▸ WHAT THE TASK ASKS:
Quote every line of the data below as it stands, omitting pictures.

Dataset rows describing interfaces
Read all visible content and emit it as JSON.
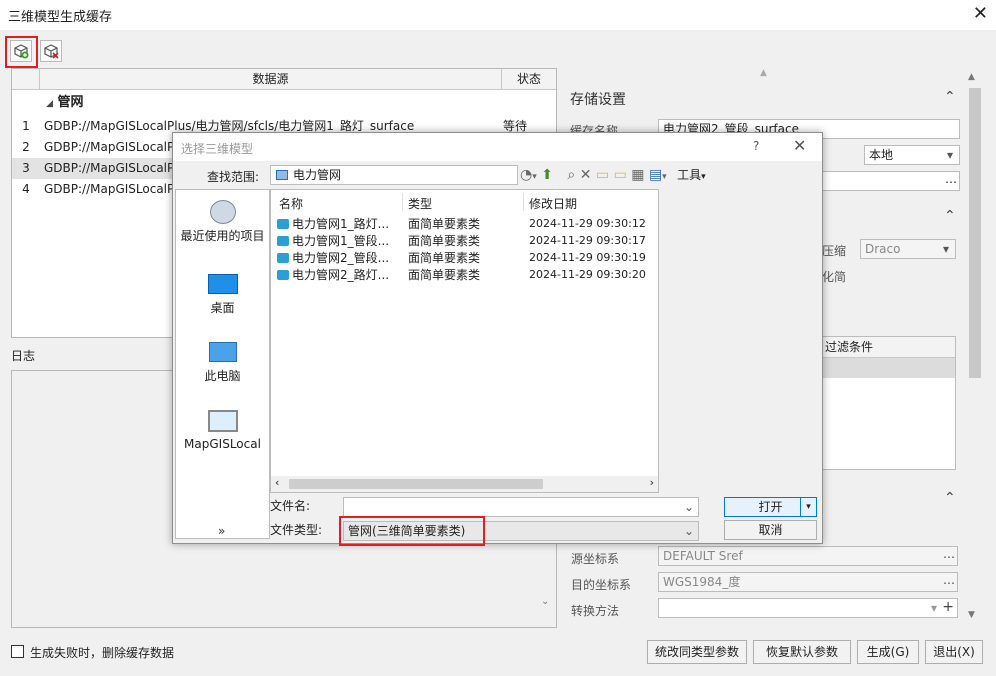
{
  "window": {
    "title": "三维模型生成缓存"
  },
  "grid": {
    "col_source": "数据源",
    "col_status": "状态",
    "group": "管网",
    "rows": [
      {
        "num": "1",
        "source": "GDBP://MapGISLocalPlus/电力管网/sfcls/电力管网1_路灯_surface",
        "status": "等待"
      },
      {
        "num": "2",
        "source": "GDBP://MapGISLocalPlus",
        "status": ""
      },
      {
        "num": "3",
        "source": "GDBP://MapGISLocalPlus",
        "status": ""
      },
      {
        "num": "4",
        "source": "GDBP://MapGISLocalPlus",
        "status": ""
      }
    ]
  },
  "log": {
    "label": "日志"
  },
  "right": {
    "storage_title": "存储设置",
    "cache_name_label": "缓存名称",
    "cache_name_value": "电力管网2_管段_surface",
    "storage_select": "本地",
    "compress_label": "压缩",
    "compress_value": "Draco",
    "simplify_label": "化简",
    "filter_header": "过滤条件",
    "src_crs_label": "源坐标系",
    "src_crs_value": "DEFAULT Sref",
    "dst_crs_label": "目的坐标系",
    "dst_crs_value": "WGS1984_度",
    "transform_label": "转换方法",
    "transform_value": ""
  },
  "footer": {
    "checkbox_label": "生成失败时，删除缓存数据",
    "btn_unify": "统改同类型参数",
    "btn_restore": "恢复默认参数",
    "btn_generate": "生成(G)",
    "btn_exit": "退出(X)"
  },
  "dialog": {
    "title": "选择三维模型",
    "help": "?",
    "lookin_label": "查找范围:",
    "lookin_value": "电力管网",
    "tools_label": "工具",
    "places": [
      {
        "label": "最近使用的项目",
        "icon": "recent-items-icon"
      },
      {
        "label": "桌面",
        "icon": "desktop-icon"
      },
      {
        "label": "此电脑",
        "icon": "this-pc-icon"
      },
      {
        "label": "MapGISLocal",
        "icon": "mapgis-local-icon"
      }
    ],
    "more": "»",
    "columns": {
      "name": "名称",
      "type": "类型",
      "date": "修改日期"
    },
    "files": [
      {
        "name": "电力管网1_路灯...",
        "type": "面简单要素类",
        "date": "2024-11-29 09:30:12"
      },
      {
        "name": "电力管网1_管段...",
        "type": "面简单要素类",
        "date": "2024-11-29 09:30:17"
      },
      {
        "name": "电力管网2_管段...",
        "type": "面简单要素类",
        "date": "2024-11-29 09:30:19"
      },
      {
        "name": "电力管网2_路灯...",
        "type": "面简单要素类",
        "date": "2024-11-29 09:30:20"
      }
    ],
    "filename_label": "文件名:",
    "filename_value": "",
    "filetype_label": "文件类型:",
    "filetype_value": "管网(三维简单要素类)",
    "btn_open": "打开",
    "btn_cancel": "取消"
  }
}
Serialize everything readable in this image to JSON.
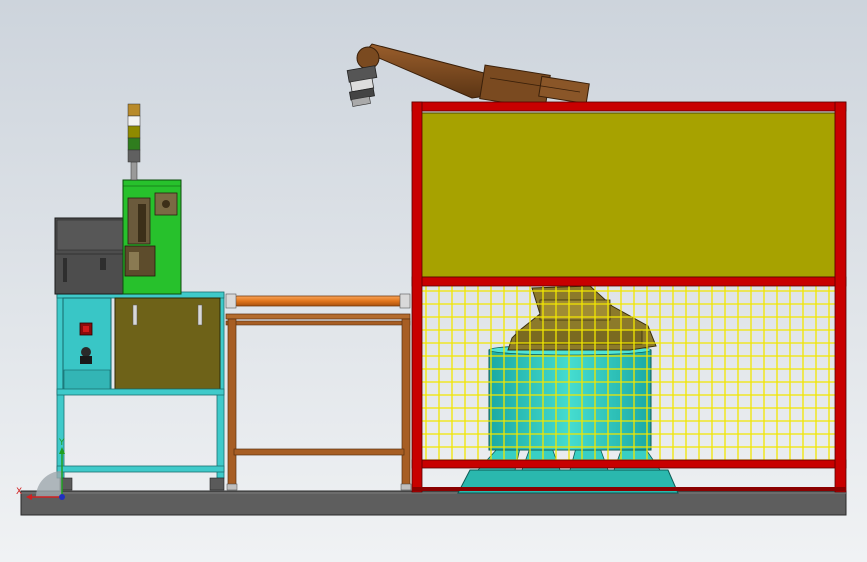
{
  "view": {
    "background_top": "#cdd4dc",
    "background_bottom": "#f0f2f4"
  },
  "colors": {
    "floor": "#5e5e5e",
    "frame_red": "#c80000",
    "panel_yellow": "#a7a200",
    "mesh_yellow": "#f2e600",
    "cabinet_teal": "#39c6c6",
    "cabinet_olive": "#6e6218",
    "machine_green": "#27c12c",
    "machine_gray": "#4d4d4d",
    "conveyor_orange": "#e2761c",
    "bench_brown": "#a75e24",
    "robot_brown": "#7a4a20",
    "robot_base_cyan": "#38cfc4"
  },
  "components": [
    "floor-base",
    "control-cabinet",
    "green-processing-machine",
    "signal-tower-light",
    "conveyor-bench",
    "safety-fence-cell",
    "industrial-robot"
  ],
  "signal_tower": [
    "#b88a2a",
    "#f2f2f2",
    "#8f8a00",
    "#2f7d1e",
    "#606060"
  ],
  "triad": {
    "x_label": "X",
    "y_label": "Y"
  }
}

▸ OUTPUT FOR THIS TASK:
Read all visible content and emit it as JSON.
{
  "window": {
    "title": "三维模型生成缓存"
  },
  "grid": {
    "col_source": "数据源",
    "col_status": "状态",
    "group": "管网",
    "rows": [
      {
        "num": "1",
        "source": "GDBP://MapGISLocalPlus/电力管网/sfcls/电力管网1_路灯_surface",
        "status": "等待"
      },
      {
        "num": "2",
        "source": "GDBP://MapGISLocalPlus",
        "status": ""
      },
      {
        "num": "3",
        "source": "GDBP://MapGISLocalPlus",
        "status": ""
      },
      {
        "num": "4",
        "source": "GDBP://MapGISLocalPlus",
        "status": ""
      }
    ]
  },
  "log": {
    "label": "日志"
  },
  "right": {
    "storage_title": "存储设置",
    "cache_name_label": "缓存名称",
    "cache_name_value": "电力管网2_管段_surface",
    "storage_select": "本地",
    "compress_label": "压缩",
    "compress_value": "Draco",
    "simplify_label": "化简",
    "filter_header": "过滤条件",
    "src_crs_label": "源坐标系",
    "src_crs_value": "DEFAULT Sref",
    "dst_crs_label": "目的坐标系",
    "dst_crs_value": "WGS1984_度",
    "transform_label": "转换方法",
    "transform_value": ""
  },
  "footer": {
    "checkbox_label": "生成失败时，删除缓存数据",
    "btn_unify": "统改同类型参数",
    "btn_restore": "恢复默认参数",
    "btn_generate": "生成(G)",
    "btn_exit": "退出(X)"
  },
  "dialog": {
    "title": "选择三维模型",
    "help": "?",
    "lookin_label": "查找范围:",
    "lookin_value": "电力管网",
    "tools_label": "工具",
    "places": [
      {
        "label": "最近使用的项目",
        "icon": "recent-items-icon"
      },
      {
        "label": "桌面",
        "icon": "desktop-icon"
      },
      {
        "label": "此电脑",
        "icon": "this-pc-icon"
      },
      {
        "label": "MapGISLocal",
        "icon": "mapgis-local-icon"
      }
    ],
    "more": "»",
    "columns": {
      "name": "名称",
      "type": "类型",
      "date": "修改日期"
    },
    "files": [
      {
        "name": "电力管网1_路灯...",
        "type": "面简单要素类",
        "date": "2024-11-29 09:30:12"
      },
      {
        "name": "电力管网1_管段...",
        "type": "面简单要素类",
        "date": "2024-11-29 09:30:17"
      },
      {
        "name": "电力管网2_管段...",
        "type": "面简单要素类",
        "date": "2024-11-29 09:30:19"
      },
      {
        "name": "电力管网2_路灯...",
        "type": "面简单要素类",
        "date": "2024-11-29 09:30:20"
      }
    ],
    "filename_label": "文件名:",
    "filename_value": "",
    "filetype_label": "文件类型:",
    "filetype_value": "管网(三维简单要素类)",
    "btn_open": "打开",
    "btn_cancel": "取消"
  }
}
Serialize everything readable in this image to JSON.
{
  "view": {
    "background_top": "#cdd4dc",
    "background_bottom": "#f0f2f4"
  },
  "colors": {
    "floor": "#5e5e5e",
    "frame_red": "#c80000",
    "panel_yellow": "#a7a200",
    "mesh_yellow": "#f2e600",
    "cabinet_teal": "#39c6c6",
    "cabinet_olive": "#6e6218",
    "machine_green": "#27c12c",
    "machine_gray": "#4d4d4d",
    "conveyor_orange": "#e2761c",
    "bench_brown": "#a75e24",
    "robot_brown": "#7a4a20",
    "robot_base_cyan": "#38cfc4"
  },
  "components": [
    "floor-base",
    "control-cabinet",
    "green-processing-machine",
    "signal-tower-light",
    "conveyor-bench",
    "safety-fence-cell",
    "industrial-robot"
  ],
  "signal_tower": [
    "#b88a2a",
    "#f2f2f2",
    "#8f8a00",
    "#2f7d1e",
    "#606060"
  ],
  "triad": {
    "x_label": "X",
    "y_label": "Y"
  }
}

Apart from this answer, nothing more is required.